▸ Work item: Word for word, repeat each entry that follows.

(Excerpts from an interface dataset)
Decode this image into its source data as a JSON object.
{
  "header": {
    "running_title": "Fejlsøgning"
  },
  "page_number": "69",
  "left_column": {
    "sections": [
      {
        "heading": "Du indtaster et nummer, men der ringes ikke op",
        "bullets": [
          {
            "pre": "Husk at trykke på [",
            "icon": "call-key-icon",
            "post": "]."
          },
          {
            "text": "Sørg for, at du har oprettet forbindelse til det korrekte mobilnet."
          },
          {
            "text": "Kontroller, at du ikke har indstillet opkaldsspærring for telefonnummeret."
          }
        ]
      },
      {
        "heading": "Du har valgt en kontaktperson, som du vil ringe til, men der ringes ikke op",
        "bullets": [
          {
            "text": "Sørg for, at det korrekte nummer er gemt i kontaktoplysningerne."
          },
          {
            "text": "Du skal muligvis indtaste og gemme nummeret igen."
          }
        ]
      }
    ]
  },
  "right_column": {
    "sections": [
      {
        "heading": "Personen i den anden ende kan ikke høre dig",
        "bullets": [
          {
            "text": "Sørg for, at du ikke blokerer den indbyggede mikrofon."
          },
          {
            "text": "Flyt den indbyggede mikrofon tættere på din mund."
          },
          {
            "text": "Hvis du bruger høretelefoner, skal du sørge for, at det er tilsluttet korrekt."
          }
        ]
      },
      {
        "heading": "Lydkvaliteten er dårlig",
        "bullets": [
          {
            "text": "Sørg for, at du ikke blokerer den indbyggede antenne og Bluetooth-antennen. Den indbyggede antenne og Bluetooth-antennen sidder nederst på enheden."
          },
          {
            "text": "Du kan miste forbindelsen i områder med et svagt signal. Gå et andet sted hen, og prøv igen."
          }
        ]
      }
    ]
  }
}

▸ Task answer:
Decode this image into its source data as a JSON object.
{
  "header": {
    "running_title": "Fejlsøgning"
  },
  "page_number": "69",
  "left_column": {
    "sections": [
      {
        "heading": "Du indtaster et nummer, men der ringes ikke op",
        "bullets": [
          {
            "pre": "Husk at trykke på [",
            "icon": "call-key-icon",
            "post": "]."
          },
          {
            "text": "Sørg for, at du har oprettet forbindelse til det korrekte mobilnet."
          },
          {
            "text": "Kontroller, at du ikke har indstillet opkaldsspærring for telefonnummeret."
          }
        ]
      },
      {
        "heading": "Du har valgt en kontaktperson, som du vil ringe til, men der ringes ikke op",
        "bullets": [
          {
            "text": "Sørg for, at det korrekte nummer er gemt i kontaktoplysningerne."
          },
          {
            "text": "Du skal muligvis indtaste og gemme nummeret igen."
          }
        ]
      }
    ]
  },
  "right_column": {
    "sections": [
      {
        "heading": "Personen i den anden ende kan ikke høre dig",
        "bullets": [
          {
            "text": "Sørg for, at du ikke blokerer den indbyggede mikrofon."
          },
          {
            "text": "Flyt den indbyggede mikrofon tættere på din mund."
          },
          {
            "text": "Hvis du bruger høretelefoner, skal du sørge for, at det er tilsluttet korrekt."
          }
        ]
      },
      {
        "heading": "Lydkvaliteten er dårlig",
        "bullets": [
          {
            "text": "Sørg for, at du ikke blokerer den indbyggede antenne og Bluetooth-antennen. Den indbyggede antenne og Bluetooth-antennen sidder nederst på enheden."
          },
          {
            "text": "Du kan miste forbindelsen i områder med et svagt signal. Gå et andet sted hen, og prøv igen."
          }
        ]
      }
    ]
  }
}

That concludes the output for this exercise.